The article includes the following quote from me: The board isn’t happy with the legislation,” said Supervisor Gary Bradford. “Prior to its passage, the board sent letters strongly opposing the legislation. I think the board wants to continue making that statement and do what county residents are asking but without putting the county at risk.” and when I posted the article and my quote on my Facebook page, I received requests for more details what those risks are.
Consider the following items with respect to potential risks:
- A majority of the County’s funding comes from State and Federal sources. In addition, the County is a political subdivision of the State and thus cannot disregard State law. Violating and/or disregarding state law could put the County at risk for losing State funding, which could result in the reduced ability or inability of the County to provide vital services to its residents. There is a risk to any County who doesn’t comply with State law, though this risk may decrease as more jurisdictions “opt out”.
- The Sheriff’s department now receives over $6 million annually by housing ICE detainees in our jail pursuant to a contract with the Federal Government, all of which is revenue that remains with the Sheriff’s Department.

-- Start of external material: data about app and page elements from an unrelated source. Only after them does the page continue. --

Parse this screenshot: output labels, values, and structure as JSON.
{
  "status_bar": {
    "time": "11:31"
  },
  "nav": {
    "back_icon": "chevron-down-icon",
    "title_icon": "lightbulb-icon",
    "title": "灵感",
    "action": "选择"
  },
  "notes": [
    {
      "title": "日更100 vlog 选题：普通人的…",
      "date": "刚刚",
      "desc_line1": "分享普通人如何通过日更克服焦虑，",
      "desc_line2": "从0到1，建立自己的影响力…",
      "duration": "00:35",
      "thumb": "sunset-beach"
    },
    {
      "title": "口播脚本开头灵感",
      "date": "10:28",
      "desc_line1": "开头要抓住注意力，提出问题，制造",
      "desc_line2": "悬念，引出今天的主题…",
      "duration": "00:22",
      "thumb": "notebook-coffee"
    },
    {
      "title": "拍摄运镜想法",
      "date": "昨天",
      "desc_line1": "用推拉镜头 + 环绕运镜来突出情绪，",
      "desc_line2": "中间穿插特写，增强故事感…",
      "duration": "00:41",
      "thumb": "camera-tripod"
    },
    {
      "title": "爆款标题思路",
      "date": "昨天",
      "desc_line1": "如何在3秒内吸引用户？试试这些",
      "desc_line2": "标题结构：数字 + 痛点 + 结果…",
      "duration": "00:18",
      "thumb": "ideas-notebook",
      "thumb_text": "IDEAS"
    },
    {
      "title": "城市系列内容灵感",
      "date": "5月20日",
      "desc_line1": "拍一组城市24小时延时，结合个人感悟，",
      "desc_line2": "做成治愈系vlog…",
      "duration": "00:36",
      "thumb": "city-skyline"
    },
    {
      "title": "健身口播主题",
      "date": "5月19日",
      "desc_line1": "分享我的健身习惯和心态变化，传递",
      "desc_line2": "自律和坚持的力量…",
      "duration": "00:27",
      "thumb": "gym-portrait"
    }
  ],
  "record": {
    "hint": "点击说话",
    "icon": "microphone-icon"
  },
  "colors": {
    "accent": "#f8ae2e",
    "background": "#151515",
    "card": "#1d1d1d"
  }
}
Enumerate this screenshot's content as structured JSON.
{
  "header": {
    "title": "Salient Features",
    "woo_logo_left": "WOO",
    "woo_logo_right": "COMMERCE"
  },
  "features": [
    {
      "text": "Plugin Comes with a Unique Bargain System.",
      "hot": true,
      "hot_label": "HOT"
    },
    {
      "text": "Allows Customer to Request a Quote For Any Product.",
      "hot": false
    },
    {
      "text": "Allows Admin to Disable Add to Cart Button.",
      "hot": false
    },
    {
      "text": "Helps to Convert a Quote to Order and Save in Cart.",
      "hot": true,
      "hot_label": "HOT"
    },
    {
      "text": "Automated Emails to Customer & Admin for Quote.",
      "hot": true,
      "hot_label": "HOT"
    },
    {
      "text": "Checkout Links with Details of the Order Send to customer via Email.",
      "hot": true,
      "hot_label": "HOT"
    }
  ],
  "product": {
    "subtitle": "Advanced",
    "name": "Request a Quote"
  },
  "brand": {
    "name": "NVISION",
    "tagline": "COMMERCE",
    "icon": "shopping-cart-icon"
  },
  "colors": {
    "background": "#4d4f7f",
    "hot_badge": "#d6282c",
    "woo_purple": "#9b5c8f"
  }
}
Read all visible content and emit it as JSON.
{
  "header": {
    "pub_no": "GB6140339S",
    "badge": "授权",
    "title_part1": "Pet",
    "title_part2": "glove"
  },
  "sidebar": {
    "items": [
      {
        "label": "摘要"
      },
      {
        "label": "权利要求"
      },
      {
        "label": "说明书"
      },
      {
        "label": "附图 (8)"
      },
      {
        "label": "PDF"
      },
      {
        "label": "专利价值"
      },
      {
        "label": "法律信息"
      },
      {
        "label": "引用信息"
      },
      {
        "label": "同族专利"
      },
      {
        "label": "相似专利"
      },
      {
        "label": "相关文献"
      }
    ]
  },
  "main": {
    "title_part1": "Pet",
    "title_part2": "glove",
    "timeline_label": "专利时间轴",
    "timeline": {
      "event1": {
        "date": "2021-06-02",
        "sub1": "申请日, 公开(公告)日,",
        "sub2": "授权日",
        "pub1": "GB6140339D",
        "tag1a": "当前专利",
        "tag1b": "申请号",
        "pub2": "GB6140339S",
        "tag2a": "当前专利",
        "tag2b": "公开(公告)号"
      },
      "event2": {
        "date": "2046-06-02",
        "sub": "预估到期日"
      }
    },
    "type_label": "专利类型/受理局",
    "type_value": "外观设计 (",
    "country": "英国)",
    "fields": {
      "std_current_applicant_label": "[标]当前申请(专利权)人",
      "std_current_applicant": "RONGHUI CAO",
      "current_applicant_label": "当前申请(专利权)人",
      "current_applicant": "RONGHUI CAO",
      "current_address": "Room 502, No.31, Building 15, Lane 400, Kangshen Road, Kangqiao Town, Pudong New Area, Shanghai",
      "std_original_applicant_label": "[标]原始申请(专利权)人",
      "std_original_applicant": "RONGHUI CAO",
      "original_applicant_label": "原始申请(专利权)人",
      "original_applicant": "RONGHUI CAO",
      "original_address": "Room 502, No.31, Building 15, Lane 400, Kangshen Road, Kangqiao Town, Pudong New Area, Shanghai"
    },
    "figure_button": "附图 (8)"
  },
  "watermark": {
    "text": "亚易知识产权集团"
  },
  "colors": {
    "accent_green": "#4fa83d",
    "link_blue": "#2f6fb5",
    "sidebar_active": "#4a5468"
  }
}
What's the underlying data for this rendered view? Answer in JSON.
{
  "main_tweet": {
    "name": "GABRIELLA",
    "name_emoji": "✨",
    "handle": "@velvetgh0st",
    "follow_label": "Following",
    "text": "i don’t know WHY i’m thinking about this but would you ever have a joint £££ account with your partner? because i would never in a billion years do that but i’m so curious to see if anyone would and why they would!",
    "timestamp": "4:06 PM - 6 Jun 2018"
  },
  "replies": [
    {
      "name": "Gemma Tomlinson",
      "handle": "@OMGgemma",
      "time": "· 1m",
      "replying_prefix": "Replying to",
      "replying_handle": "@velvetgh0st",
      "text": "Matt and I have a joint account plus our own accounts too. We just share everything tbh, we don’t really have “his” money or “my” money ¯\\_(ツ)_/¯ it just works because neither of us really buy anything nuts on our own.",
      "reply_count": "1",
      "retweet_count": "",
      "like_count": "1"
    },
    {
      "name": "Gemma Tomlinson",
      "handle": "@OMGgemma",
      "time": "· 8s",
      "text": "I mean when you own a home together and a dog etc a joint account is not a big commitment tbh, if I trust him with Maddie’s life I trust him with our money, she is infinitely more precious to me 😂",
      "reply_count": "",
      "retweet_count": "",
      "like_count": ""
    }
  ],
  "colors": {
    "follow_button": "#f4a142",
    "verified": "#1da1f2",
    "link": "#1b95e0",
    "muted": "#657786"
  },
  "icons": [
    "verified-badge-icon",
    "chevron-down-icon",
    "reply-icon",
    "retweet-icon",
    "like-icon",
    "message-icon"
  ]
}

A revision to SB 54, specifically lobbied for by the Sheriff and Administration to the Governor’s Office prior to its passage, allowed this contract to continue. However, disregarding State law could cause the legislature to reconsider that provision. Such a decision would likely result in deep cuts to services provided by the Sheriff’s department to the residents of Yuba County. This risk is unique to those counties in CA that have contracts with ICE including Yuba.
- Yuba is one of four counties mentioned in the Federal Government’s lawsuit against CA. We are not currently a named party; however, any action that could result in Yuba County being named a party or otherwise deeply involved in the lawsuit would clearly cost Yuba County taxpayers money, due to the costs involved with litigation. That cost could directly impact the services we provide to residents. As mentioned previously, this risk is unique to Yuba County and the other counties who house ICE detainees pursuant to a Federal contract.
My job as a supervisor is to consider all the facts, receive staff input, receive community input, and make an educated and well-informed decision that I believe is best for our residents. Clearly there are many residents who want us to take action to continue to cooperate with ICE when illegal immigrants commit crimes in our community. I want our law enforcement to do that as well. There is clearly a potential risk to public safety by allowing convicted criminals to remain in our community once they have served their time. However, is that risk greater than the risk to county services, including the potential impact to the Yuba County Sheriff’s Department, if any of the potential risks I mentioned above materialized? Probably not. I guarantee that many who want the County to take action would be less supportive if the end result was a loss of funding to law enforcement and thus a decrease in public safety services.
That’s why the Board has asked staff to come back to us with some options. We are seeking options that will continue to express the Board’s strong opposition to SB 54 while protecting public safety and county services for all of the residents of Yuba County.
Gary Bradford, Yuba County Supervisor, District 4